Poker is a game of chance and skill in which players place chips into a pot, betting on their chances of making a certain hand. While the outcome of a particular hand may involve some element of luck, poker is a game of skill and strategy that can be learned and improved with dedication and practice. The game also teaches valuable life lessons, including how to deal with setbacks and failures.
Unlike most other card games, poker requires intense concentration and the ability to observe your opponents’ actions. This level of observation helps you to notice tells and changes in their body language. In addition, poker teaches you how to control your emotions under pressure. This is an important skill that can be applied in many other areas of your life.
At the start of a poker game, each player must buy in with a certain amount of chips. The dealer then shuffles the cards and deals them out one at a time, starting with the player to their left. After all the players have their cards, they begin betting. Each bet is placed into the pot by a player who believes the bet has positive expected value or who is trying to bluff other players for various strategic reasons.

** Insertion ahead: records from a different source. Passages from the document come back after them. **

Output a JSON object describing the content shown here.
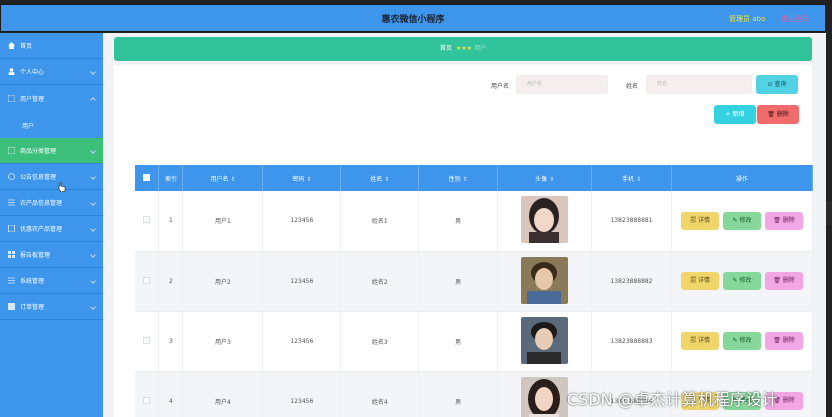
{
  "app": {
    "title": "惠农微信小程序",
    "admin": "管理员 abo",
    "logout": "退出登录"
  },
  "sidebar": {
    "items": [
      {
        "label": "首页",
        "icon": "home-icon"
      },
      {
        "label": "个人中心",
        "icon": "user-icon"
      },
      {
        "label": "用户管理",
        "icon": "list-icon"
      },
      {
        "label": "商品分类管理",
        "icon": "grid-icon"
      },
      {
        "label": "公告信息管理",
        "icon": "circle-icon"
      },
      {
        "label": "农产品信息管理",
        "icon": "list-icon"
      },
      {
        "label": "优惠农产品管理",
        "icon": "doc-icon"
      },
      {
        "label": "报告板管理",
        "icon": "grid-icon"
      },
      {
        "label": "系统管理",
        "icon": "list-icon"
      },
      {
        "label": "订单管理",
        "icon": "grid-icon"
      }
    ],
    "sub_item": "用户"
  },
  "breadcrumb": {
    "home": "首页",
    "stars": "★★★",
    "current": "用户"
  },
  "search": {
    "username_label": "用户名",
    "username_placeholder": "用户名",
    "name_label": "姓名",
    "name_placeholder": "姓名",
    "search_button": "⊙ 查询"
  },
  "actions": {
    "add": "+ 新增",
    "delete": "🗑 删除"
  },
  "table": {
    "headers": [
      "索引",
      "用户名",
      "密码",
      "姓名",
      "性别",
      "头像",
      "手机",
      "操作"
    ],
    "rows": [
      {
        "index": "1",
        "username": "用户1",
        "password": "123456",
        "name": "姓名1",
        "gender": "男",
        "phone": "13823888881"
      },
      {
        "index": "2",
        "username": "用户2",
        "password": "123456",
        "name": "姓名2",
        "gender": "男",
        "phone": "13823888882"
      },
      {
        "index": "3",
        "username": "用户3",
        "password": "123456",
        "name": "姓名3",
        "gender": "男",
        "phone": "13823888883"
      },
      {
        "index": "4",
        "username": "用户4",
        "password": "123456",
        "name": "姓名4",
        "gender": "男",
        "phone": "13823888884"
      }
    ],
    "row_actions": {
      "detail": "🗐 详情",
      "edit": "✎ 修改",
      "remove": "🗑 删除"
    }
  },
  "watermark": "CSDN @卓杰计算机程序设计",
  "colors": {
    "topbar": "#3d95ec",
    "active": "#3dbf7c",
    "breadcrumb": "#31c49a",
    "delete": "#f06b6b"
  }
}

One of the most crucial aspects of winning poker is learning to play your hands for maximum value. This means raising preflop when you have a strong hand and betting a lot during the flop and the turn. This forces your opponents to overthink their hands, arrive at wrong conclusions, and commit mistakes. Eventually, they will either call or fold your bets.
When you’re first starting out at the poker table, it can be tough to figure out which hands are strong and which ones are weak. However, as you learn more about the game, it becomes easier to understand the strength of a hand. A strong poker hand usually consists of two distinct pairs and a high card, which breaks ties. A pair consists of two matching cards of the same rank, and a straight consists of five consecutive cards from the same suit.
Another important aspect of poker is understanding the importance of playing in position. When you’re in position, you have a much better opportunity to control the size of the pot. This is because you can bet more often when you have a strong hand and can prevent other players from chasing bad beats by checking to you.
When you’re in position, it’s important to focus on playing your best hands and to avoid getting caught up in the excitement of a big pot. If you find yourself at a bad table, it’s a good idea to ask for a new seat. This will give you a chance to play with more skilled players and improve your own skills.